Here we are treated to a truly stunning example of the great Eddie Plank, one of the absolute rarest and most difficult to obtain of all T206 cards. While the example shown does have a marking on the reverse which appears to be tape the beauty of this card simply cannot be overstated. When seeking a quality Plank a collector may have their work cut out for them, between the growing value within the T206 and card markets, the fact that Plank’s are only sporadically available throughout a calendar year and of course the intense competition that follows when they do arrive on scene and become available to the public, most commonly in the form of auction. While a card graded at this level will typically show some noticeable wear this particular example offers an appearance which is far superior with more than ideal centering and a picture perfect image of Plank, something which can be difficult to find even with higher graded examples with a variety of issues having been seen over the years, including poor registration and issues with the strength of color.
This is an absolutely fantastic example of the one the true rarities and most iconic T206 in existence!
Edward Stewart Plank
Born: August 31, 1875 – Gettysburg, PA
Died: February 24, 1926 – Gettysburg, PA
MLB Pitching Record: 326–194
Philadelphia Athletics AL (1901–1914)
St. Louis Terriers FL (1915)
St. Louis Browns AL (1916–1917)
“Gettysburg Eddie” Plank was famous for his quirks on the mound and his unusual crossfire delivery. He was known for talking to the ball about how many outs remained in the game, and his long pauses and fidgeting on the mound could frustrate players and irritate fans. Known as the slowest pitcher in the majors, Plank may have annoyed everyone on game day, but he won ballgames, 326 of them, making him third among lefties behind only Steve Carlton and Warren Spahn. His career 410 complete games and 69 shutouts are southpaw records that still stand today. Plank’s career game was Game 5 of the 1913 World Series when he threw a 2-hitter against Christy Mathewson, defeating the Giants 3–1 to win the World Series. Eddie Plank was inducted into the Hall of Fame in 1946.
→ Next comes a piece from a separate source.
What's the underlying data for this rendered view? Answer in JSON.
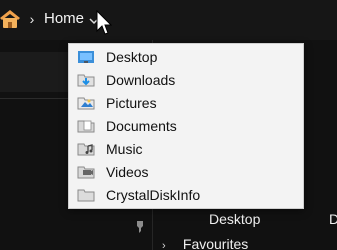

An excerpt from the hit book “The T206 Collection – The Players & Their Stories” by Tom & Ellen Zappala. Click HERE to order the SECOND EDITION